Ezra Klein comments on the ineffectiveness of online advertising:
What always interests me about this observation is the implication that offline advertising is similarly worthless. There are certain types of advertising that get treated as content: People scan the newspaper for department-store sales, for instance. But an ad for Tide? Or Intel? You notice it, but you don’t care about it. But everyone placed those ads so everyone kept placing those ads. And hey, having your brand noticed was worth something.
Online, however, that “not caring” has become too undeniable. The tiny handful of click-throughs, most of them accidental, are almost an insult to the advertiser. The right comparison here is old medical techniques that were widely used until information arrived showing them worthless. Advertising worked for everyone so long as the limited supply made it look really high-value to advertisers and the absence of information let them fool themselves into believing it really effective. But at least with online advertising, there’s so much supply, and so much proof that it’s not very effective, that the prices paid by advertisers are coming into line with the amount of attention people pay to their advertisements. And that’s grim news for industries that rely on advertising.

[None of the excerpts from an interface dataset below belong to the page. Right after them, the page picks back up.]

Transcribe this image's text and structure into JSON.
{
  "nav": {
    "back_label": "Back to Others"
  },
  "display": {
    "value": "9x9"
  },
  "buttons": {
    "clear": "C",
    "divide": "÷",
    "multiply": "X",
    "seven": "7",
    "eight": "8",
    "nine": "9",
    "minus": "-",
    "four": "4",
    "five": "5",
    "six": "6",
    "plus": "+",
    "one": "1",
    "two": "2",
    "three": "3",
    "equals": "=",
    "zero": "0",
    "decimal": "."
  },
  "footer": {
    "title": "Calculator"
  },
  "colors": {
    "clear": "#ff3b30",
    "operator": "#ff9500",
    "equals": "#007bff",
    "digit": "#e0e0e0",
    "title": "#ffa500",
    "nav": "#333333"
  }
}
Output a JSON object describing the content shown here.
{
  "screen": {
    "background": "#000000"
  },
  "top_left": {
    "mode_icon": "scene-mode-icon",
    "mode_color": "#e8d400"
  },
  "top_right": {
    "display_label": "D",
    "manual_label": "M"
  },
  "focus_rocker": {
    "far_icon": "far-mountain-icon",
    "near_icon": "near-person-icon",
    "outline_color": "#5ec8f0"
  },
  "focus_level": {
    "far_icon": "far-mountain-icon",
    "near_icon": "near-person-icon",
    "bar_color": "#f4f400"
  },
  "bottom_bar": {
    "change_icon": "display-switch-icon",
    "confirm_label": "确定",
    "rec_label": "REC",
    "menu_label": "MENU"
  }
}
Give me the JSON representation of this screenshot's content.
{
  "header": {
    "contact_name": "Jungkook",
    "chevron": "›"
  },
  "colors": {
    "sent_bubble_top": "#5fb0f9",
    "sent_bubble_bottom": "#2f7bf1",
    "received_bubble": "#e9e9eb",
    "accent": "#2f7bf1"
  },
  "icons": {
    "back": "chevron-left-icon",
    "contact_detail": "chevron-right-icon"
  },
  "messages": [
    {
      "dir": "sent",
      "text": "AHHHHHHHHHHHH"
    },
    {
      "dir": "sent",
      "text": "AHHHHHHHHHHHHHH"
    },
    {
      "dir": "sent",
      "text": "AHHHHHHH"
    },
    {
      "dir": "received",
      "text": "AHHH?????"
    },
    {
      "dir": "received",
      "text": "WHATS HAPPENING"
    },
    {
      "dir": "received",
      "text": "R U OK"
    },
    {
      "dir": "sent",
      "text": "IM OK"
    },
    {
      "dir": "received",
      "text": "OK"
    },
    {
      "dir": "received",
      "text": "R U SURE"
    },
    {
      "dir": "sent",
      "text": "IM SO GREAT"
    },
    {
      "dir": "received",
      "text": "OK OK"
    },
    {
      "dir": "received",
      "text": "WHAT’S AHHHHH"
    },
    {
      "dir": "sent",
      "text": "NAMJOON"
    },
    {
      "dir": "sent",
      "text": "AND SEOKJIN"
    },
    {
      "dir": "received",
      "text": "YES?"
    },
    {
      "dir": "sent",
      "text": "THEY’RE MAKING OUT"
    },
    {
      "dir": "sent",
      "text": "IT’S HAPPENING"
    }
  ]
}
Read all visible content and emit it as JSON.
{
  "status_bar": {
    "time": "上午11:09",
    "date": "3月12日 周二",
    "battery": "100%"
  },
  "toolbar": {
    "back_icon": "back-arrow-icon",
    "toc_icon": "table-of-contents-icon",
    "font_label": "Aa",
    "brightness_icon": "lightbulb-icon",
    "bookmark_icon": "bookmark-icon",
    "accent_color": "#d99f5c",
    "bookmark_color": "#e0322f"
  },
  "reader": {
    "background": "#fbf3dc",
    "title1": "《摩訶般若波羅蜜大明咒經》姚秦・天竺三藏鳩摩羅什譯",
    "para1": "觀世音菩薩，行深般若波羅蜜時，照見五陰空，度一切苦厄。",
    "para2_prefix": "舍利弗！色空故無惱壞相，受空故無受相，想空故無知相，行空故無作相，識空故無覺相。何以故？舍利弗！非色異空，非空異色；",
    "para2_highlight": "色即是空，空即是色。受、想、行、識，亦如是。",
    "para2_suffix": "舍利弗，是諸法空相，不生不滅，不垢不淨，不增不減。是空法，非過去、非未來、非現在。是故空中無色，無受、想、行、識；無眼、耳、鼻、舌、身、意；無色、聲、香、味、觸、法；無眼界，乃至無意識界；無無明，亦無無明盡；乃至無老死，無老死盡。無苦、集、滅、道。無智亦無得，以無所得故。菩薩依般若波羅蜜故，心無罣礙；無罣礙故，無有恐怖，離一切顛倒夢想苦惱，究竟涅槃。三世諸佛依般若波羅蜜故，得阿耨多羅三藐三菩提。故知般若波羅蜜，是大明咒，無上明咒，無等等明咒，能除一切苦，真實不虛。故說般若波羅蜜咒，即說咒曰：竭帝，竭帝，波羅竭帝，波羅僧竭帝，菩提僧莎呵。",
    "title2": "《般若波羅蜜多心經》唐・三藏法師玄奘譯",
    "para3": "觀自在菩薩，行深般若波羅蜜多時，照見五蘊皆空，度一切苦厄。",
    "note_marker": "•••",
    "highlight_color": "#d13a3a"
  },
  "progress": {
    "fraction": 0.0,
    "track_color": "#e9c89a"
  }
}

Italics mine. This is a little unfair to the Mad Men of the world and their clients. They’ve always known perfectly well that advertising doesn’t always work. “I know I waste half the money I spend on advertising,” said the founder of Wanamaker’s department store. “The problem is, I don’t know which half.” But marketing firms really do have plenty of ways of measuring the effectiveness of advertising, and the fact is that most traditional advertising does have an impact. (In many cases, too big an impact for my taste, in fact.)
But that’s largely because it’s intrusive. In newspapers and magazines it takes up a lot of space. On TV and radio it interrupts the programs you’re watching. Junk mail catches your eye with lots of coupons. The print/TV equivalent of direct clickthroughs might be just as low as it is for web advertising, but in addition these ads make an impression that, over the medium and long term, affects how people shop.
So the web’s big problem isn’t clickthroughs. Of course they’re low. The problem is that clickthroughs are all it has. There’s a limit to how intrusive you can make ads on the web. Too big and there’s no room for actual content. Too small and they’re easily ignorable. Too flashy and people complain. Too annoying and people install ad blockers. “Impressions” is a meaningful concept for most advertising, and that adds to the direct effect it has. On the web, it’s close to meaningless.
But someone’s going to figure this out. I’m not sure how (which puts me in good company), but I’ll bet that it doesn’t end up being display ads, which is an attempt to replicate what works in print. It’ll be something else. Maybe clever inline hyperlinks. Maybe keyword driven stuff. Maybe something no one’s even thought of yet. But something.